The source is the same as below, the Dave Meltzer article at Yahoo. I didn't have time to elaborate on this part of it before, but I want to now.
Adding intrigue to the Mayweather fight, which may be held at the MGM Grand Garden Arena in Las Vegas, is that Floyd Mayweather Sr. has agreed to train De La Hoya for all three fights this year.
De La Hoya said the third fight would "absolutely" be the final one of his career. "I can't turn back the clock," he said.
Figuring out Oscar's retirement opponent is just as intriguing, if not moreso, than figuring out his tune-up opponent in May. My idea?
Tito Trinidad, no matter what happens tonight against Roy Jones, Jr.
The Trinidad loss is still the one that most sticks in Oscar's craw, as he felt he won the fight. But it's also the fight that left him with the least public respect and admiration in his entire career. He's lost other fights -- Mayweather, Hopkins, Mosley on two occasions. All to great fighters. But in those fights, he fought. Only Hopkins was able to knock him out, with the crushing body punch. It was the fight that proved Oscar de la Hoya is no middleweight.
He pushed Mayweather and Mosley, two of the three most purely talented fighters of the era (along with Jones, in my opinion) to the limit in all three fights.
You'll recall Oscar-Tito for being a de la Hoya clinic early on, most likely. Almost all of us felt that way. But he ran away from Trinidad down the stretch. Literally would not fight him. I think you can argue that Oscar won the fight, a contrast to his debated decision wins over Ike Quartey and Felix Sturm, two bouts that many felt de la Hoya lost. His only loss that I think is truly debatable is that against Trinidad.
Oscar-Tito II would be a perfect capper in the careers of both men.
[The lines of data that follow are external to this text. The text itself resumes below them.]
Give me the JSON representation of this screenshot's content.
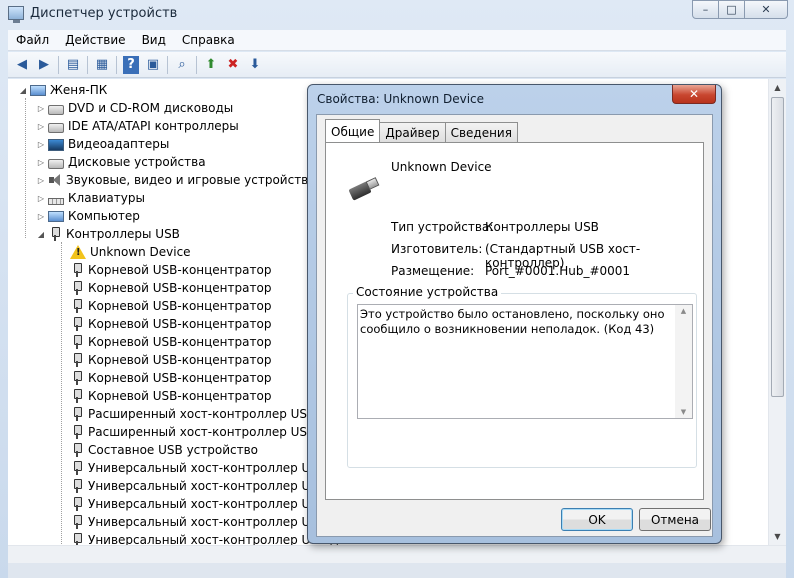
{
  "window": {
    "title": "Диспетчер устройств",
    "controls": {
      "minimize": "–",
      "maximize": "□",
      "close": "✕"
    }
  },
  "menu": [
    "Файл",
    "Действие",
    "Вид",
    "Справка"
  ],
  "toolbar": {
    "icons": [
      "back-icon",
      "forward-icon",
      "tree-view-icon",
      "properties-icon",
      "help-icon",
      "show-hidden-icon",
      "scan-hardware-icon",
      "update-driver-icon",
      "uninstall-icon",
      "disable-icon"
    ]
  },
  "tree": {
    "root": "Женя-ПК",
    "categories": [
      {
        "label": "DVD и CD-ROM дисководы",
        "icon": "disk-icon"
      },
      {
        "label": "IDE ATA/ATAPI контроллеры",
        "icon": "disk-icon"
      },
      {
        "label": "Видеоадаптеры",
        "icon": "video-icon"
      },
      {
        "label": "Дисковые устройства",
        "icon": "disk-icon"
      },
      {
        "label": "Звуковые, видео и игровые устройства",
        "icon": "sound-icon"
      },
      {
        "label": "Клавиатуры",
        "icon": "keyboard-icon"
      },
      {
        "label": "Компьютер",
        "icon": "computer-icon"
      },
      {
        "label": "Контроллеры USB",
        "icon": "usb-icon"
      }
    ],
    "usb_children": [
      {
        "label": "Unknown Device",
        "icon": "warning-icon"
      },
      {
        "label": "Корневой USB-концентратор",
        "icon": "usb-icon"
      },
      {
        "label": "Корневой USB-концентратор",
        "icon": "usb-icon"
      },
      {
        "label": "Корневой USB-концентратор",
        "icon": "usb-icon"
      },
      {
        "label": "Корневой USB-концентратор",
        "icon": "usb-icon"
      },
      {
        "label": "Корневой USB-концентратор",
        "icon": "usb-icon"
      },
      {
        "label": "Корневой USB-концентратор",
        "icon": "usb-icon"
      },
      {
        "label": "Корневой USB-концентратор",
        "icon": "usb-icon"
      },
      {
        "label": "Корневой USB-концентратор",
        "icon": "usb-icon"
      },
      {
        "label": "Расширенный хост-контроллер USB дл",
        "icon": "usb-icon"
      },
      {
        "label": "Расширенный хост-контроллер USB дл",
        "icon": "usb-icon"
      },
      {
        "label": "Составное USB устройство",
        "icon": "usb-icon"
      },
      {
        "label": "Универсальный хост-контроллер USB дл",
        "icon": "usb-icon"
      },
      {
        "label": "Универсальный хост-контроллер USB дл",
        "icon": "usb-icon"
      },
      {
        "label": "Универсальный хост-контроллер USB дл",
        "icon": "usb-icon"
      },
      {
        "label": "Универсальный хост-контроллер USB дл",
        "icon": "usb-icon"
      },
      {
        "label": "Универсальный хост-контроллер USB дл",
        "icon": "usb-icon"
      }
    ]
  },
  "dialog": {
    "title": "Свойства: Unknown Device",
    "close": "✕",
    "tabs": [
      "Общие",
      "Драйвер",
      "Сведения"
    ],
    "device_name": "Unknown Device",
    "props": [
      {
        "label": "Тип устройства:",
        "value": "Контроллеры USB"
      },
      {
        "label": "Изготовитель:",
        "value": "(Стандартный USB хост-контроллер)"
      },
      {
        "label": "Размещение:",
        "value": "Port_#0001.Hub_#0001"
      }
    ],
    "status_group_label": "Состояние устройства",
    "status_text": "Это устройство было остановлено, поскольку оно сообщило о возникновении неполадок. (Код 43)",
    "ok_label": "OK",
    "cancel_label": "Отмена"
  }
}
For as much else as both did, their fight is still talked about, despite that it was somewhat disappointing in terms of action, particularly on Oscar's side after he started coasting. What was then the biggest non-heavyweight fight of all-time would still be a big fight now, and that would be true if Roy Jones knocks Trinidad out in the first round.
Who else is there? A third bout between de la Hoya and business partner Mosley isn't going to happen, because they work together too closely.
I think the path works very well: A tune-up fight, a rematch with the best pound-for-pound fighter in the world, and then a goodbye with an old rival, where there is unfinished business, no matter how old the business is.
If the three fights in 2008 are definitely the end of Oscar de la Hoya's in-ring career, boxing as a whole owes him a huge debt of gratitude. When the heavyweight division ate itself, it was Oscar who did the most to keep the sport alive and kicking. You may not be his biggest fan, but he's truly been Golden for the sweet science. Without him, who knows where boxing would be?